Kate Middleton and Prince William Hail Frontline Heroes of Coronavirus Pandemic with Special Award
Now they have presented a key honor to the National Health Service at the forefront of the fight against the worst the disease has wrought across the U.K.
The couple’s involvement in the annual Pride of Britain awards leaked when they were spotted talking with the show's host, Kate Garraway, last week. (Kate wore a striking blue pantsuit to film the special!) Earlier that day, the couple had stepped out to meet some of the finalists of Princess Kate’s Hold Still photo project.
William and Kate, both 38, met six representatives of the NHS at Britain's oldest hospital, St Bartholomew's in the City of London to talk about their work during the pandemic.
They also offered their support to TV host Garraway whose husband Derek is still seriously ill in the hospital after contracting the virus in March.
As they made their presentation during the awards, which will be broadcast on Sunday, William said, "The devastating impact of the coronavirus pandemic has reminded us as a nation of how much we owe to the thousands of NHS workers who have gone far beyond the call of duty this year.
"They have worked tirelessly around the clock, with humility and compassion, in the most challenging of circumstances, putting their own lives on the line to help others."
Kate added, "Through our conversations with frontline workers during the pandemic, we have been inspired by their stories of bravery and selflessness.
"Many have had to leave their families for weeks on end, some have come out of retirement to help, while others have stepped into new roles to play their part in the fight against coronavirus.
"And it is not just the medical teams - all NHS staff have played a crucial role through this time. During lockdown, we joined people up and down the country to applaud the NHS and our keyworkers each week. Their hard work still goes on and we remain indebted to them for all they do."
Thousands of members of the public nominated the frontline NHS heroes to receive a special recognition Pride of Britain award.
The royal couple and their children Prince George, 7, Princess Charlotte, 5, and Prince Louis, 2, took part in clapping for carers along with the rest of Britain earlier this year and set up a help service to focus on the mental health needs of the workers on the frontline.
As the royal couple presented the award, the Duke added, "We cannot thank you enough. On behalf of a grateful nation, it is a tremendous honour for Catherine and I to present this special recognition award to the army of dedicated NHS staff."
The six representatives were (from Barts Health Trust) Keisha Mills, an intensive care matron, Marion Jones, a health care assistant, and Dr. Simon Finney, an intensive care consultant, and (from the Royal Free London NHS Foundation Trust) Heder Lopes Landim, a porter at Barnet Hospital; Martha Sarpong, an ITU support nurse, and Charlotte Greenfield, a critical care physical therapist.

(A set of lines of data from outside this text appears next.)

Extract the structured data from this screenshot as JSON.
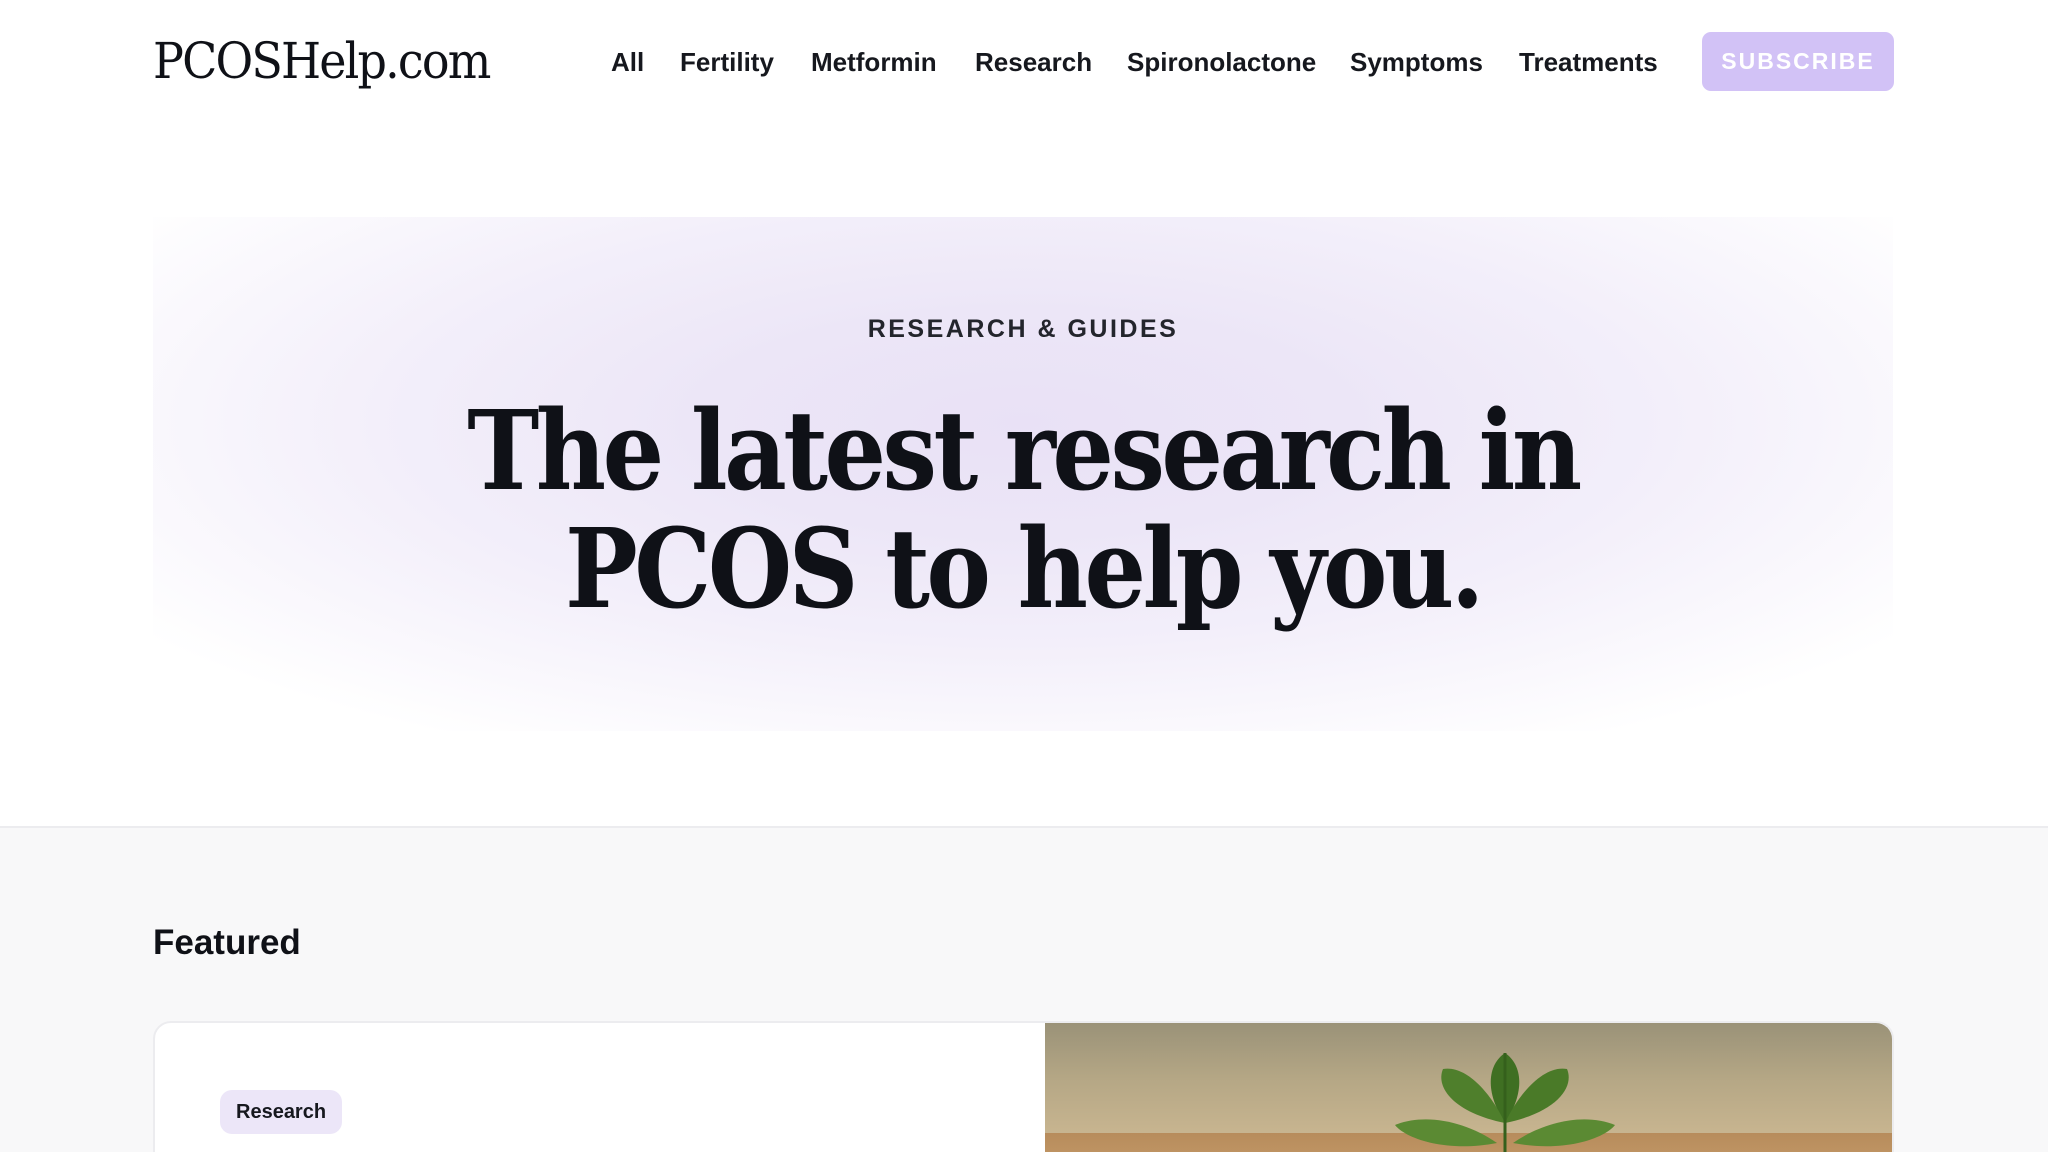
{
  "header": {
    "logo": "PCOSHelp.com",
    "nav": [
      "All",
      "Fertility",
      "Metformin",
      "Research",
      "Spironolactone",
      "Symptoms",
      "Treatments"
    ],
    "subscribe_label": "SUBSCRIBE"
  },
  "hero": {
    "eyebrow": "RESEARCH & GUIDES",
    "title_line1": "The latest research in",
    "title_line2": "PCOS to help you."
  },
  "featured": {
    "heading": "Featured",
    "card": {
      "tag": "Research",
      "image_icon": "leaf-plant-photo"
    }
  },
  "colors": {
    "accent": "#d2c2f6",
    "hero_tint": "#e9e1f6",
    "tag_bg": "#ece6f8",
    "text": "#0f1117"
  }
}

Martha Sarpong, an ITU support nurse who was redeployed to Barnet Hospital, said she told Kate she had three young children too. "Kate asked me: 'How do you cope with the homeschooling?' I said: 'Thank God my husband is a teacher.'"
"They were asking how we were coping generally with covid and we explained what we did and how our managers supported us."
Charlotte Greenfield, a critical care physiotherapist at London's Royal Free Hospital, said in a statement, "It's incredibly flattering to be one of the people to receive the Pride of Britain award on behalf of the NHS."
"What was really nice was that the Duke and Duchess were asking us questions, they were genuinely interested."
"I don't think Prince William knew there was a different branch of physiotherapy in terms of respiratory, so I was explaining to him. I educated him a little on my role. I explained exactly how it had been. I kept using the word sweaty to him, but it really was."
St Bartholomew's, in the city of London, is Britain's oldest free hospital which has been treating patients for around 900 years, a period which spans the Black Death, Spanish flu and, this year, Coronavirus.
The presentation was filmed for the climax of the Daily Mirror Pride of Britain Awards 2020, in partnership with TSB, which will be broadcast on Sunday, November 1 at 9 p.m. on ITV. The awards, which have been running since 1999, celebrate the nation's unsung heroes.